Tuesday's guidelines mark China's latest effort to promote its domestic tech industry. The country is still largely dependent on foreign IT vendors. For example, Microsoft's Windows and Google's Android are the two most popular OSes in the country and Intel chips power many of the PCs and servers in China, as well as its fastest supercomputer, the Tianhe-2.
But certain Chinese companies are growing quickly. Lenovo is the world's largest PC maker, and Huawei Technologies is a major supplier of networking gear. Chinese chip vendors Allwinner and Rockchip are also putting pressure on foreign rivals and gaining market share in lower-end tablets and smartphones.

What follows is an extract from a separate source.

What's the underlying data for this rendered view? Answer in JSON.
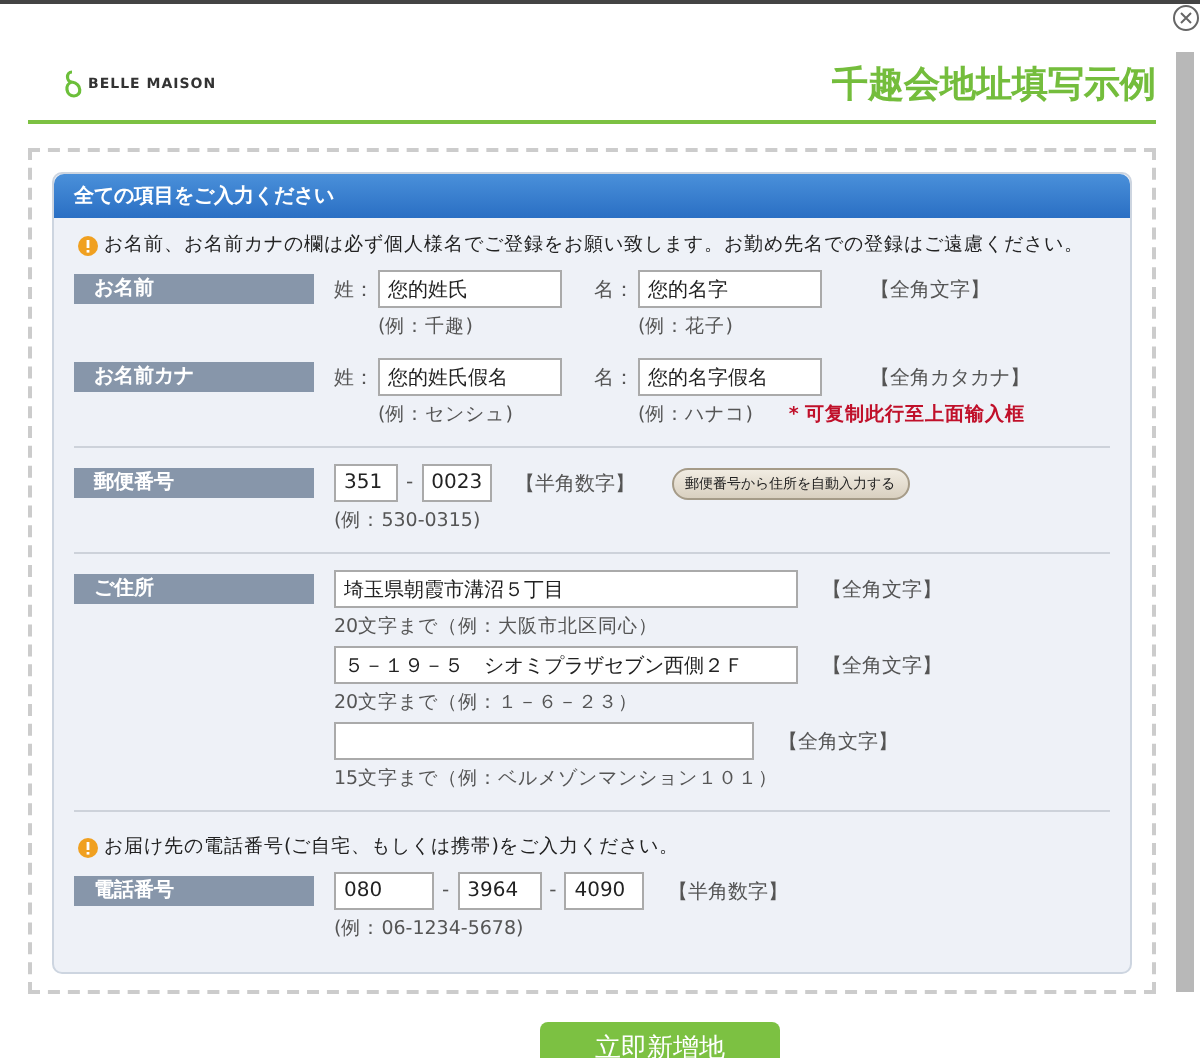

Lately, China has also been pointing to the dangers of using foreign technology, in light of the U.S.' surveillance programs. Last month, the Chinese government threatened to ban vendors from selling their products in the country if they failed to pass a new "cybersecurity vetting system."